> [Action item] Your answer should be one number, the count of lines in the records that carry the string "BrandA".

Source material: Begin

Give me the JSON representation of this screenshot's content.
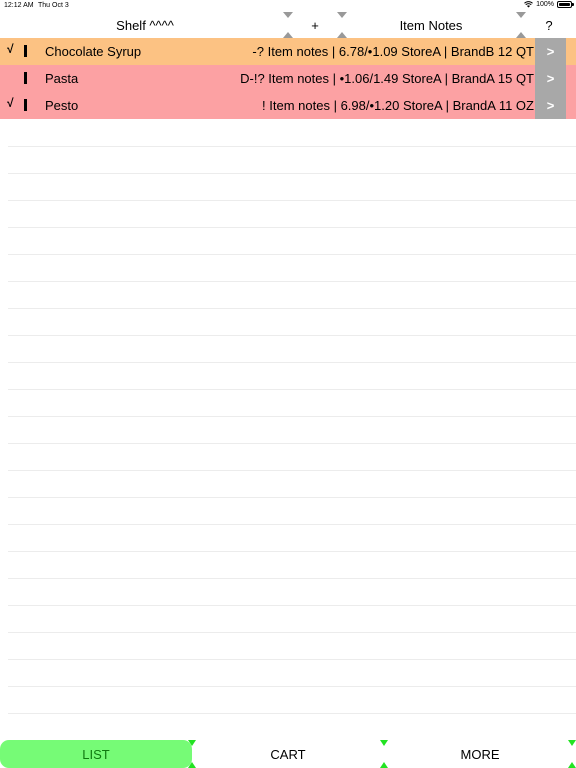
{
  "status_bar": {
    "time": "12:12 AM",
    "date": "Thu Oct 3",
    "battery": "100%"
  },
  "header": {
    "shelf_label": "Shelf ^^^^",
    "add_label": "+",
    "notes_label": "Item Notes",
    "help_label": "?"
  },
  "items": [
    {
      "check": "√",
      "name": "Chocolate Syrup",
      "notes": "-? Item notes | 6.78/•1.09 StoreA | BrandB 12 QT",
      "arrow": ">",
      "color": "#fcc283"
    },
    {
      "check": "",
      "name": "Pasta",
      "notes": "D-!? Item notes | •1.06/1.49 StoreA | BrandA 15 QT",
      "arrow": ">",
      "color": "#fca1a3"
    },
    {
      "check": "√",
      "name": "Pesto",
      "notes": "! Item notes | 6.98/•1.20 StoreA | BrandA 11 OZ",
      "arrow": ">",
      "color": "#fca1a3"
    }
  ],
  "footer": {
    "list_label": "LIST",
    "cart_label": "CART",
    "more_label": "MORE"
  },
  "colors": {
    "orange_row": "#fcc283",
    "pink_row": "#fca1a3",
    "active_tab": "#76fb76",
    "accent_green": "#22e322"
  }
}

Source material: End

> [Answer] 2